Study Abroad is considered an integral part of the French and Francophone Studies curriculum at Scripps, and all students of French are strongly encouraged to complement their Claremont curriculum with at least a semester stay in France, Belgium, Senegal, or Madagascar. All coursework taught in French completed abroad in the latter programs satisfies the requirements for the major or minor in French and Francophone Studies, except for most language courses. We will accept only one studio art course as well. Students must also complete at least French 44 prior to going abroad. We strongly recommend however, that students also take French 100 which will prepare them more fully to take courses in French abroad. It is also strongly recommended that students intending to go abroad take a French course every semester prior to leaving, regardless of their incoming level. Thus, first-year students entering the French curriculum at the 44 level will have completed all major/minor requirements upon their return.
Currently, students may study abroad on the following approved semester programs:
- Paris: Middlebury College Program
- Paris: Sarah Lawrence College Program
- Paris: Hamilton College Program
- Paris: IFE Paris Field Study and Internship Program
- Montpellier: University of Minnesota Integrated Studies
- Nantes: Institute for International Education of Students (IES)
- Strasbourg: IFE Strasbourg Field Study and Internship Program
- Brussels, Belgium: IFE Brussels Field and Internship Study Program
- Fort Dauphin, Madagascar: School for International Training (SIT) Biodiversity Program
- Dakar, Senegal: University of Minnesota Integrated Studies (by petition)
Scripps has a French Corridor in the residence halls where students speak French with the residing native French assistant and with each other. The members of the corridor form the core of the French Club, which organizes activities for students of French throughout the year, including a weekly film series. Any student of The Claremont Colleges is welcome to join the French Club by signing up with the French assistants at Scripps or CMC. In addition, weekly French language tables meet in the Malott Commons (SC), Collins (CMC).
Learning Outcomes of the Program in French Studies
Department Goals and/or Objectives
Goals are broad statements that describe what the program wants to accomplish
1. Speak and understand French at the advanced level, as detailed in the ACTFL Proficiency Guidelines.
2. Read and write in French at the Advanced level (ACTFL).
3. Demonstrate an understanding of important issues, past and present, associated with French and Francophone cultures and societies.
4. Discuss in French, both orally and in writing, literary and visual texts or cultural artifacts of the French speaking world.
5. Identify, evaluate and incorporate appropriate sources in research papers, presentations and senior theses.
6. Write an advanced research senior thesis in French (or in English for dual majors) that articulates a clear and convincing argument about texts or cultural artifacts of the target culture.
Student Learning Outcomes
Outcomes describe specific knowledge, abilities, values, and attitudes students should demonstrate
SLO1: Speak and understand French at the advanced level, as detailed in the ACTFL Proficiency Guidelines.
SLO2: Read and write in French at the Advanced level (ACTFL).

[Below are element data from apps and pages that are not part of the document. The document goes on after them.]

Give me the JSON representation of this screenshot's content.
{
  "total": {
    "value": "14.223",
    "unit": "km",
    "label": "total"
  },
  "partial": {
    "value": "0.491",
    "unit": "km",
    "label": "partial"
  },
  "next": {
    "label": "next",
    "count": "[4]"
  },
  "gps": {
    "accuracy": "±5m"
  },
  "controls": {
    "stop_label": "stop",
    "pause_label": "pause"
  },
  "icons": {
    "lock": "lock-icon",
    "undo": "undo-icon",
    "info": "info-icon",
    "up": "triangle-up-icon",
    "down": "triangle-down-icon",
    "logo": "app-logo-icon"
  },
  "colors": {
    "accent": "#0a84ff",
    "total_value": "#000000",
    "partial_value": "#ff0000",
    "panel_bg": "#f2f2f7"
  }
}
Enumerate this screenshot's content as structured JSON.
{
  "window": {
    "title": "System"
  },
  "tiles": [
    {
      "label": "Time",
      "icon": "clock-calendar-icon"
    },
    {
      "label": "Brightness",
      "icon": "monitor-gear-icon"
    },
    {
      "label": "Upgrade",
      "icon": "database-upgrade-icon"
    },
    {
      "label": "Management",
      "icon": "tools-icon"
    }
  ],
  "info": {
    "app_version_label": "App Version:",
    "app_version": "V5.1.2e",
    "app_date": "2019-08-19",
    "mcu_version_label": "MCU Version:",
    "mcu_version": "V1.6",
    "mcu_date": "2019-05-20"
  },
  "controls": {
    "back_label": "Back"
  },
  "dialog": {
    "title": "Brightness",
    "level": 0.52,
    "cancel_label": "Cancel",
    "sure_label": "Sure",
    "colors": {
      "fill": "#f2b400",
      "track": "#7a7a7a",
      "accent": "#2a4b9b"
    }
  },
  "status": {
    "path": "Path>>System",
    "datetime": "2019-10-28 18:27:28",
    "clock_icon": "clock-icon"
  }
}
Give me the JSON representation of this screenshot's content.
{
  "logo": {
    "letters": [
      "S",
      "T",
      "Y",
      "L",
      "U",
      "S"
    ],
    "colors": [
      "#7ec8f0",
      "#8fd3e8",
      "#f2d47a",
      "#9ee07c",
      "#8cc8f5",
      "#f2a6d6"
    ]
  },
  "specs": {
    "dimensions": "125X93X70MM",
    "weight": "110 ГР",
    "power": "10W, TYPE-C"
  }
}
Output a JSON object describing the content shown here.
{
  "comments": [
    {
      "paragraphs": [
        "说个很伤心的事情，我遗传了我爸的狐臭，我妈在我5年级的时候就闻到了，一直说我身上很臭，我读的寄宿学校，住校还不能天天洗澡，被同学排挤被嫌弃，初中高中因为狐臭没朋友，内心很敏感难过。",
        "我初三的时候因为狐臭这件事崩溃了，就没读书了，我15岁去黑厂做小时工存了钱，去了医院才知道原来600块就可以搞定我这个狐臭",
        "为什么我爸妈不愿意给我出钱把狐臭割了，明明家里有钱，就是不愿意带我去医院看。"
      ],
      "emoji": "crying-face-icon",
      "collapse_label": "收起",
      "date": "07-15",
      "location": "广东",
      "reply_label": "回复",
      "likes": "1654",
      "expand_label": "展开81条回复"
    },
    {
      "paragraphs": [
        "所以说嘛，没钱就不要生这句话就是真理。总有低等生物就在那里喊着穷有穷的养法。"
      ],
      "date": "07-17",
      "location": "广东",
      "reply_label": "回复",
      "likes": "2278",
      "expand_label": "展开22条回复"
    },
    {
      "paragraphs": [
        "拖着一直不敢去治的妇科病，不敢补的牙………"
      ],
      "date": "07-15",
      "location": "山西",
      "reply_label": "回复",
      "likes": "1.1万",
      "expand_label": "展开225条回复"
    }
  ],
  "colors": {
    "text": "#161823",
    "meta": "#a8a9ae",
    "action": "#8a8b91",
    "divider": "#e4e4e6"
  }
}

SLO3: Students can synthesize knowledge in Francophone cultural influences.
SLO4: Discuss in French, both orally and in writing, literary and visual texts or cultural artifacts of the French speaking world.
SLO5: Identify, evaluate and incorporate appropriate sources in their research papers, presentations and senior theses.
SLO6: Write an advanced research senior thesis in French that articulates a clear and convincing argument about texts or cultural artifacts of the target culture.